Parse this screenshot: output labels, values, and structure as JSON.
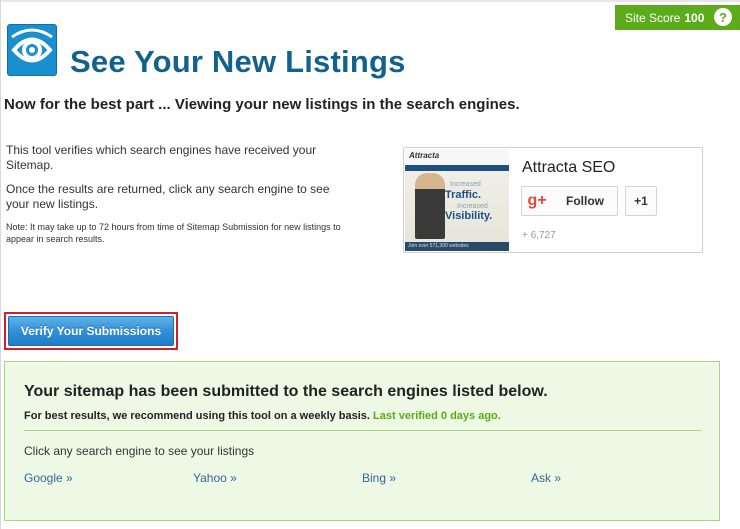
{
  "site_score": {
    "label": "Site Score",
    "value": "100",
    "help_icon": "question-icon"
  },
  "header": {
    "logo_icon": "eye-logo-icon",
    "title": "See Your New Listings"
  },
  "subtitle": "Now for the best part ... Viewing your new listings in the search engines.",
  "intro": {
    "paragraph1": "This tool verifies which search engines have received your Sitemap.",
    "paragraph2": "Once the results are returned, click any search engine to see your new listings.",
    "note": "Note: It may take up to 72 hours from time of Sitemap Submission for new listings to appear in search results."
  },
  "gplus": {
    "promo": {
      "brand": "Attracta",
      "line1": "Increased",
      "line2": "Traffic.",
      "line3": "Increased",
      "line4": "Visibility.",
      "footer": "Join over 571,300 websites"
    },
    "page_name": "Attracta SEO",
    "follow_label": "Follow",
    "plus_one_label": "+1",
    "follower_count": "+ 6,727",
    "gplus_icon": "google-plus-icon"
  },
  "verify_button": {
    "label": "Verify Your Submissions"
  },
  "results": {
    "title": "Your sitemap has been submitted to the search engines listed below.",
    "recommendation": "For best results, we recommend using this tool on a weekly basis.",
    "last_verified": "Last verified 0 days ago.",
    "click_hint": "Click any search engine to see your listings",
    "engines": [
      {
        "label": "Google »"
      },
      {
        "label": "Yahoo »"
      },
      {
        "label": "Bing »"
      },
      {
        "label": "Ask »"
      }
    ]
  },
  "colors": {
    "accent_green": "#5cab1a",
    "title_blue": "#13618e",
    "button_blue": "#2f8ed5",
    "highlight_red": "#d0202a",
    "result_bg": "#eef9e5"
  }
}
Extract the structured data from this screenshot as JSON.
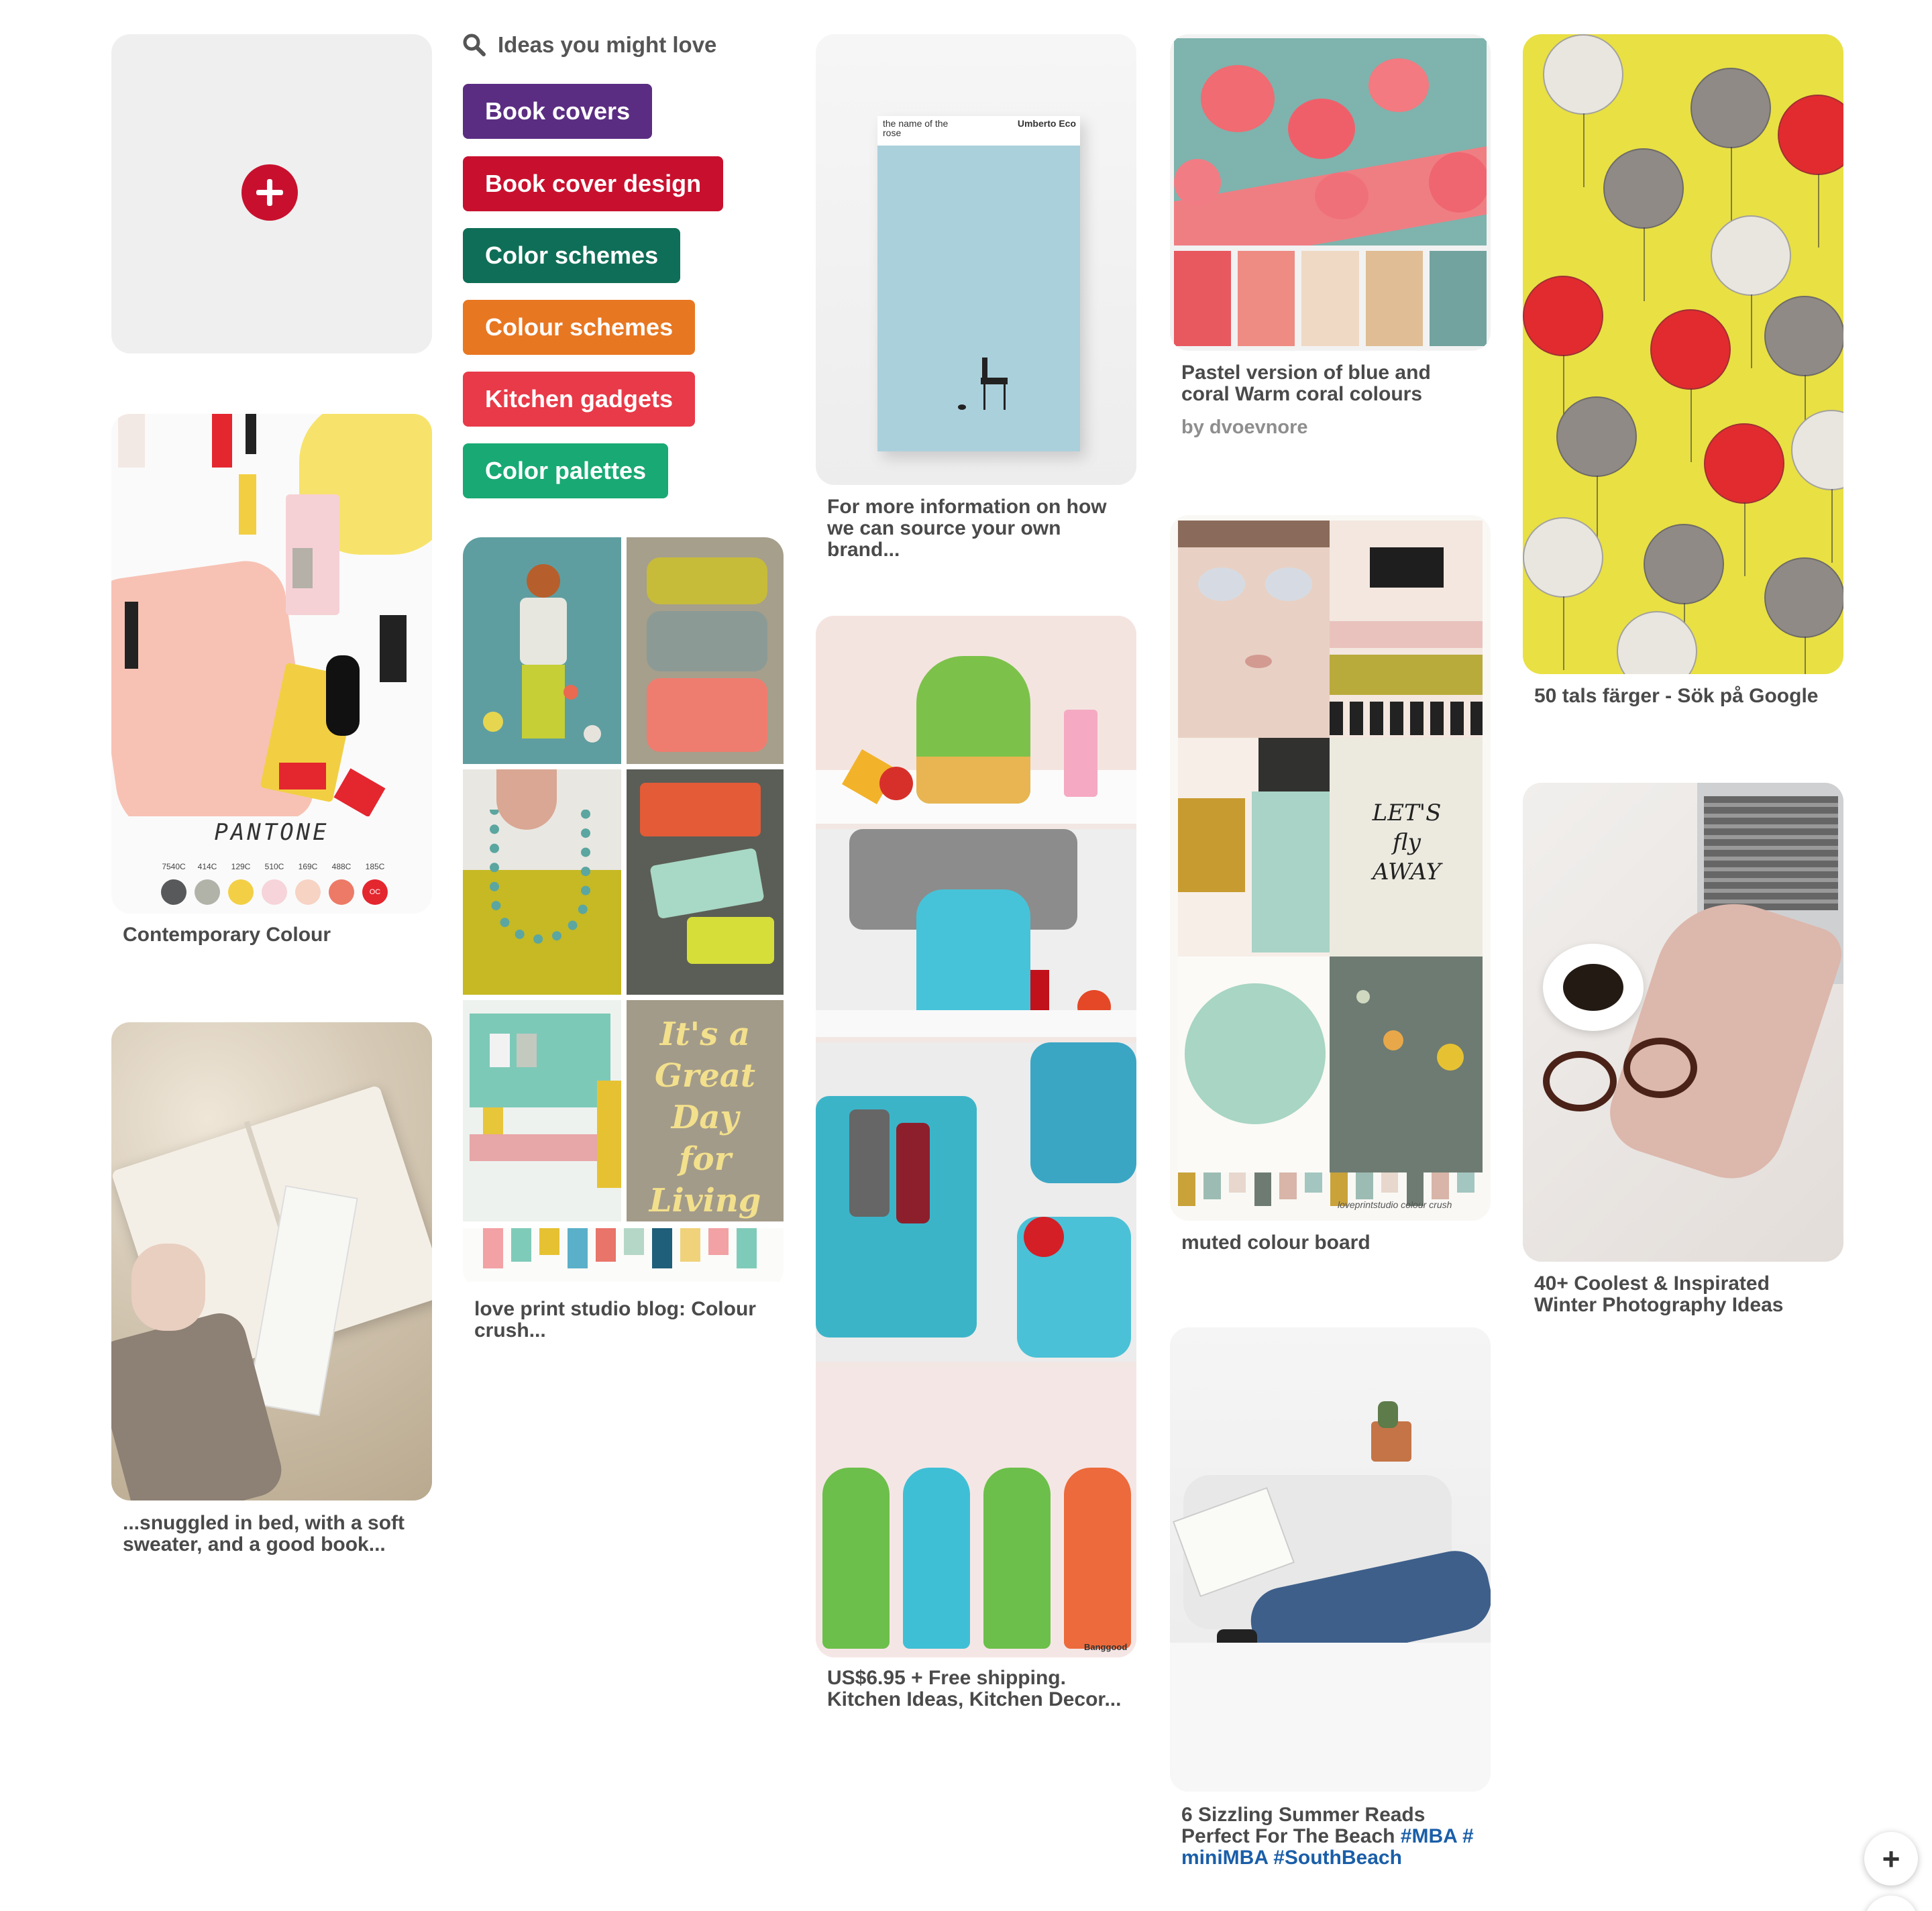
{
  "ideas": {
    "header": "Ideas you might love",
    "chips": [
      {
        "label": "Book covers",
        "color": "#5b2d82"
      },
      {
        "label": "Book cover design",
        "color": "#c8102e"
      },
      {
        "label": "Color schemes",
        "color": "#0f6e57"
      },
      {
        "label": "Colour schemes",
        "color": "#e87722"
      },
      {
        "label": "Kitchen gadgets",
        "color": "#e83a48"
      },
      {
        "label": "Color palettes",
        "color": "#19a974"
      }
    ]
  },
  "pins": {
    "contemporary": {
      "caption": "Contemporary Colour",
      "brand": "PANTONE",
      "swatch_codes": [
        "7540C",
        "414C",
        "129C",
        "510C",
        "169C",
        "488C",
        "185C"
      ],
      "swatch_colors": [
        "#58595b",
        "#b1b3a8",
        "#f3cf45",
        "#f6d4d9",
        "#f7d3c4",
        "#ec7a66",
        "#e4262f"
      ],
      "badge": "OC"
    },
    "bed_book": {
      "caption": "...snuggled in bed, with a soft sweater, and a good book..."
    },
    "love_print": {
      "caption": "love print studio blog: Colour crush..."
    },
    "rose_book": {
      "caption": "For more information on how we can source your own brand...",
      "cover_title": "the name of the rose",
      "cover_author": "Umberto Eco"
    },
    "lunch_bags": {
      "caption": "US$6.95 + Free shipping. Kitchen Ideas, Kitchen Decor...",
      "watermark": "Banggood"
    },
    "lanterns": {
      "caption": "Pastel version of blue and coral Warm coral colours",
      "byline": "by dvoevnore",
      "palette": [
        "#e8585f",
        "#ee8b83",
        "#efd9c4",
        "#e0bd94",
        "#72a39f"
      ]
    },
    "muted_board": {
      "caption": "muted colour board",
      "sign_text": "LET'S fly AWAY",
      "footer": "loveprintstudio colour crush"
    },
    "summer_reads": {
      "caption_text": "6 Sizzling Summer Reads Perfect For The Beach ",
      "tags": "#MBA #miniMBA #SouthBeach"
    },
    "fifties": {
      "caption": "50 tals färger - Sök på Google"
    },
    "winter": {
      "caption": "40+ Coolest & Inspirated Winter Photography Ideas"
    }
  },
  "fab": {
    "add": "+",
    "help": "?"
  }
}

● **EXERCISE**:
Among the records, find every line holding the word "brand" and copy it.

● **EXERCISE OUTPUT**:
      "brand": "Attracta",
      "brand": "PANTONE",
      "caption": "For more information on how we can source your own brand...",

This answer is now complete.